This is a great tool for any sort of network analysis, or even antenna tuning if you don’t have a few antenna analyzers on hand already.  With a top end operating frequency of ~1300 MHz, it is limited, but bar in mind that this isn’t a microwave workbench…   I don’t often work on anything over 500 MHz, except for a few occasions when I align an 800 MHz duplexer, or test out some 800 MHz device.    

And wouldn’t you know, since I did my original commentary on this thing…  they’ve added N connector and BNC connector versions…   and even come up with an electronic calibration (E-Cal) module.  The E-cal module is a simple “plug it in, and press go on the computer” item – making calibration painless, and, in some cases, more accurate than with individual standards.     

The Takeaway:

With a dedicated instrument (such as an o-scope or spectrum analyzer), one can turn the device on, and within a fairly short time period, use the device to get results. 

With a total expenditure of under $1000 (spread out over probably 5 years), I’ve put the following functionality on my test bench, albeit with some limitations on accuracy or power levels:

  • Analog Explorer 2
    • DC – 30 MHz Oscilloscope
    • 1 Hz – 10 MHz Spectrum Analyzer
    • 1 Hz – 10 MHz Network Analyzer
    • DC – 12 MHz Function Generator / Arbitrary Waveform Generator
    • Voltmeter
    • Datalogger
    • 16 channel Logic Analyzer
    • 16 Channel pattern generator
    • Low current programmable power supply
    • Digital protocol analyzer
    • LC impedance analyzer
    • 64 – 1700 MHz AM/FM/SSB/ ??  receiver (SDR#)
    • 64 – 1700 MHz spectrum analyzer (2 MHz bandwidth)
    • 1 – 1700 MHz spectrum analyzer (spektrum)
  • HackRF
    • 1 – 6000 MHz signal generator (CW, AM, FM, digital, depending on SW)
    • 1 – 6000 MHz receiver (10 MHz bandwidth)
    • 1 kHz – 1.3 GHz Network Analyzer
    • 1 kHz – 1.3 GHz receiver
    • 1 kHz – 1.3 GHz signal generator
  • DOCSIS 3.0 Cable Modem
    • 1 – 1000 MHz spectrum analyzer
Block Diagram of my test bench

Now, to spend the same money on individual test equipment probably means I would need about 100 lbs of test gear that would fill half of my Vidmar test bench. This all fits in a shoebox next to the benchtop “all-in-one” PC I use, with probes and cables – a definite advantage when I need to pack things up and take them into the garage or the field.

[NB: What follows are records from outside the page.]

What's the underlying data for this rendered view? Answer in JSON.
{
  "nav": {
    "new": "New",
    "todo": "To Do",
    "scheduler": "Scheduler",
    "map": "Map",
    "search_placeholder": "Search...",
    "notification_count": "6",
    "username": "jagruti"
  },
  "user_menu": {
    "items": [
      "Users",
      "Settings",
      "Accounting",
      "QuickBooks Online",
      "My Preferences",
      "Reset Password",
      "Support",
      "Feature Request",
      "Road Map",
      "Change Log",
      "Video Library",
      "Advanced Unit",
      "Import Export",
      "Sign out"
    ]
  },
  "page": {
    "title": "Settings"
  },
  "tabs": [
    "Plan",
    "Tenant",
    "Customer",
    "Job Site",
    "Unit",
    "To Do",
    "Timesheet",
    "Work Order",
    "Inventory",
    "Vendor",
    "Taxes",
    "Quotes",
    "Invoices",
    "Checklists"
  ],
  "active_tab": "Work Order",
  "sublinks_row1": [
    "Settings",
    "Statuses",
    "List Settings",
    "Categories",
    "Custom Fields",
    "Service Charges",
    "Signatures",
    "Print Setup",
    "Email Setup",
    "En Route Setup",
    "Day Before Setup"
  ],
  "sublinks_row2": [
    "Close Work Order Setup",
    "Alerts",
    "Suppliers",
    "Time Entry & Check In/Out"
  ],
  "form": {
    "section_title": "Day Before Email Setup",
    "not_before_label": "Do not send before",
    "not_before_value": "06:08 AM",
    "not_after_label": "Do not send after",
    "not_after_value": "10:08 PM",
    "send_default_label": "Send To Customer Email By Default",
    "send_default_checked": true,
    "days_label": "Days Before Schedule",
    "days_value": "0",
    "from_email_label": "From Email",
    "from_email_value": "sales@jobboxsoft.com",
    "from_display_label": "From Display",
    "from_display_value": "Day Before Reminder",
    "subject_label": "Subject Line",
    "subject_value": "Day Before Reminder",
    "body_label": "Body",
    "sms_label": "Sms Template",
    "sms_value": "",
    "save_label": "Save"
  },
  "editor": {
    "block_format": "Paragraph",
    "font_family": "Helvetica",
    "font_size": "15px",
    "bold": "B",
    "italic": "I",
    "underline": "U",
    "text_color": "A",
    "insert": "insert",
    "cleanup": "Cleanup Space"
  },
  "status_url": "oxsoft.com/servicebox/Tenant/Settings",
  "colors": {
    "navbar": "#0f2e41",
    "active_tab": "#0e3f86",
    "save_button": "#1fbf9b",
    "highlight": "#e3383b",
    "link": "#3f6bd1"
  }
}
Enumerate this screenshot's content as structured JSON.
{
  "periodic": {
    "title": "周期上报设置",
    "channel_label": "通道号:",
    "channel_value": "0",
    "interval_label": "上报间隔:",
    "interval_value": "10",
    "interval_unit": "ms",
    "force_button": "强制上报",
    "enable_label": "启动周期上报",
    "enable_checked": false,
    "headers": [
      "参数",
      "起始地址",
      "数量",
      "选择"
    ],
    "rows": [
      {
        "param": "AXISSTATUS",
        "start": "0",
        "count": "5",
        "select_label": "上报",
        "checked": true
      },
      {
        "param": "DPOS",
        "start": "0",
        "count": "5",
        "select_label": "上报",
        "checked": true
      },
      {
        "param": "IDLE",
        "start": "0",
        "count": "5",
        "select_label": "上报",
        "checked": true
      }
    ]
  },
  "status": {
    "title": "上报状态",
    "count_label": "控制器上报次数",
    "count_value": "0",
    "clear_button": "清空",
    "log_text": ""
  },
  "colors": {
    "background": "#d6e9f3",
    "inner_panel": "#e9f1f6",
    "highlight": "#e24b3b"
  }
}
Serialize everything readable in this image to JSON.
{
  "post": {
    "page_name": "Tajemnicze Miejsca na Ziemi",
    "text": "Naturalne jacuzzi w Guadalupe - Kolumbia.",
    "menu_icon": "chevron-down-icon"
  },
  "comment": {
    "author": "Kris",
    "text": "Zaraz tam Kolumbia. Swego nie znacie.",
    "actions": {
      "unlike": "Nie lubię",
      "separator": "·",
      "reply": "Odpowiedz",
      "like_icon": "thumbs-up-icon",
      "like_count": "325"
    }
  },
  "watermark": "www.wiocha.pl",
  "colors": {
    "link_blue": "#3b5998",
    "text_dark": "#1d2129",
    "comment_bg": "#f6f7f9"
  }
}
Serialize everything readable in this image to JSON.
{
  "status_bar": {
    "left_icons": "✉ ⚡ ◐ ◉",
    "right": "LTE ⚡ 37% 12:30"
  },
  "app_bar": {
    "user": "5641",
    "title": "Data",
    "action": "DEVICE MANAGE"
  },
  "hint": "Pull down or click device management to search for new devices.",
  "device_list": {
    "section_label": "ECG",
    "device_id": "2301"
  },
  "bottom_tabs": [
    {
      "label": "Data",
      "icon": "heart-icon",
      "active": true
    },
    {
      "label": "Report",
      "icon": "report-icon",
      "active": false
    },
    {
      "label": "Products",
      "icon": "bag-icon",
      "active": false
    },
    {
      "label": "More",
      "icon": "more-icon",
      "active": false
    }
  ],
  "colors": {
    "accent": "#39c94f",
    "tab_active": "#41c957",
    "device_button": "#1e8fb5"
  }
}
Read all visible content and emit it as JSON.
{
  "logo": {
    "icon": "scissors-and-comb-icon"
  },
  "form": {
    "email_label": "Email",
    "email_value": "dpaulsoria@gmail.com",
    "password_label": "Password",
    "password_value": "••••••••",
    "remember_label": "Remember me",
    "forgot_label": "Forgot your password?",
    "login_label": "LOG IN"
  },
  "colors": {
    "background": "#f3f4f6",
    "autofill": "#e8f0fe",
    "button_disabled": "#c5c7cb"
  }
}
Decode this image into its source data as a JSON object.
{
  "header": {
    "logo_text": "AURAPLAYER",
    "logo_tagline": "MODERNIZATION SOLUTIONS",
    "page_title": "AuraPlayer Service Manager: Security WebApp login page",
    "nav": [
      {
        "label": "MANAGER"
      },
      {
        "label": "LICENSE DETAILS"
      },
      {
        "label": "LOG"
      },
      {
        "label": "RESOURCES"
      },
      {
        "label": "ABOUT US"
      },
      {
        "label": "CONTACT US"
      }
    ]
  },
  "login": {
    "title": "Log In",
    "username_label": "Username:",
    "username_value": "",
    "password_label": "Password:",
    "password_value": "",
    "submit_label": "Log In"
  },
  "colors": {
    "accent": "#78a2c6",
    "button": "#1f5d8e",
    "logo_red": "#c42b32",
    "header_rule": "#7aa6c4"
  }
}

Everything packed in a shoebox
inside the box

Note that I even have space to keep scope probes and connection cables in the box – so there’s room for growth